|Egypt||Lara Scandar||#26||#01||Competed with "Taalou Ghannou Maaya" which placed nineteenth in the final.|
|Australia||Vera Blue||#30||#11||Competed along with Kodie Shane with "Lady Powers" which placed second in the final.|
Junior North Vision Song Contest
Below is a list of participants of the North Vision Song Contest who have participated at the Junior version of the contest before their participation in the contest.
|North Macedonia||Bobby Andonov||#06, #12, #26||#01||Competed with "Tell Me It's Not Over" which placed tenth in the final.|
|Portugal||Kika||#08, #11||#02||Competed with "Alive" which placed eighth in the final.|
|Monaco||Alizée||#08||#02||Competed with "L'alize" which placed tenth in the final.|
|Cyprus||Ivi Adamou||#19, #33||#02||Competed with "A-G-A-P-I" which placed eleventh in the final.|
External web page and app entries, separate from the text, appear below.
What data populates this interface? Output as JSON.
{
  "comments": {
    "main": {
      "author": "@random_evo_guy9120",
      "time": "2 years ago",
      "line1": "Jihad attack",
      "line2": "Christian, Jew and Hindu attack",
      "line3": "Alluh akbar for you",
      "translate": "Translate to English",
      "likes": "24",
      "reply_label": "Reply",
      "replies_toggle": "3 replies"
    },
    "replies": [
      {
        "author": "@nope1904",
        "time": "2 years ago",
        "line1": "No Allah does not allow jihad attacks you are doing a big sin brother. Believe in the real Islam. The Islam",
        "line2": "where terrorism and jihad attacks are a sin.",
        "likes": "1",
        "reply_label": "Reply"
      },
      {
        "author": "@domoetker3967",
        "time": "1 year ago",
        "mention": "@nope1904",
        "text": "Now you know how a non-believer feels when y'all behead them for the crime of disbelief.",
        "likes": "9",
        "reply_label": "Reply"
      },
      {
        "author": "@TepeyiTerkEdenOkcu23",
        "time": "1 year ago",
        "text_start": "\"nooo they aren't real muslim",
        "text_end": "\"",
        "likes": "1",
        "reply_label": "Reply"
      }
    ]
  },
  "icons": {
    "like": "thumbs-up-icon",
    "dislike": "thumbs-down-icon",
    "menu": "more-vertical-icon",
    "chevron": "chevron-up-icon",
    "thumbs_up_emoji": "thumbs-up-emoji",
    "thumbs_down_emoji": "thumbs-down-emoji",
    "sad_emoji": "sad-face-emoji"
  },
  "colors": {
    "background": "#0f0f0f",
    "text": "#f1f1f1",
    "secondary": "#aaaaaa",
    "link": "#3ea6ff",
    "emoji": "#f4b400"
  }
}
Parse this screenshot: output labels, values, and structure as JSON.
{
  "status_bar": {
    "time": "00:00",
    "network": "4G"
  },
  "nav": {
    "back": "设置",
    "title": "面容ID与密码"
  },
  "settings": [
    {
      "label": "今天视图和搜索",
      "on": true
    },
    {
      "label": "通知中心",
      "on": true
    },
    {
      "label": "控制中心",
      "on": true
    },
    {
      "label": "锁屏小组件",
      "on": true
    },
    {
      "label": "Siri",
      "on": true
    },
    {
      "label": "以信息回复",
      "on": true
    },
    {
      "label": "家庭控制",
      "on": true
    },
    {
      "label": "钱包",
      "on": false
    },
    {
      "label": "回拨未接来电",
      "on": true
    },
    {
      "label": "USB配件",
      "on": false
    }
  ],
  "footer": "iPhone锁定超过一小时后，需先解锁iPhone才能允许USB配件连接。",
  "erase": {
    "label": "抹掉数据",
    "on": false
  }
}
|Czech Republic||Ewa Farna||#04, #21||#02||Competed with "Ticho (Fraction)" which placed fourteenth in the final.|
|Belgium||Emma Bale||#18||#05, #08||Competed with "All I Want" which placed fifth and "Run" which placed second, respectively.|
|Israel||Adi Bity||#26||#03, #09||Competed with "Sensing" which placed tenth and "Gavoa" which placed sixth in the final.|
|Cyprus||Sophia Patsalides||#28||#10||Competed with "I'm Not The Only One" which placed eleventh in the semi final.|
|Israel||Noa Kirel||#30||#10||Competed with "Killer" which placed second in the final.|
- ^ The edition was held in three different cities, one for each one of the shows.
- ^ Hong Kong was selected through the Associate Broadcasters Final to compete in the twentieth edition.
- ^ neAngely represented Yemen in East Vision.
- ^ Vincent Niclo represented Indonesia in East Vision.
- ^ G.E.M. represented China in East Vision.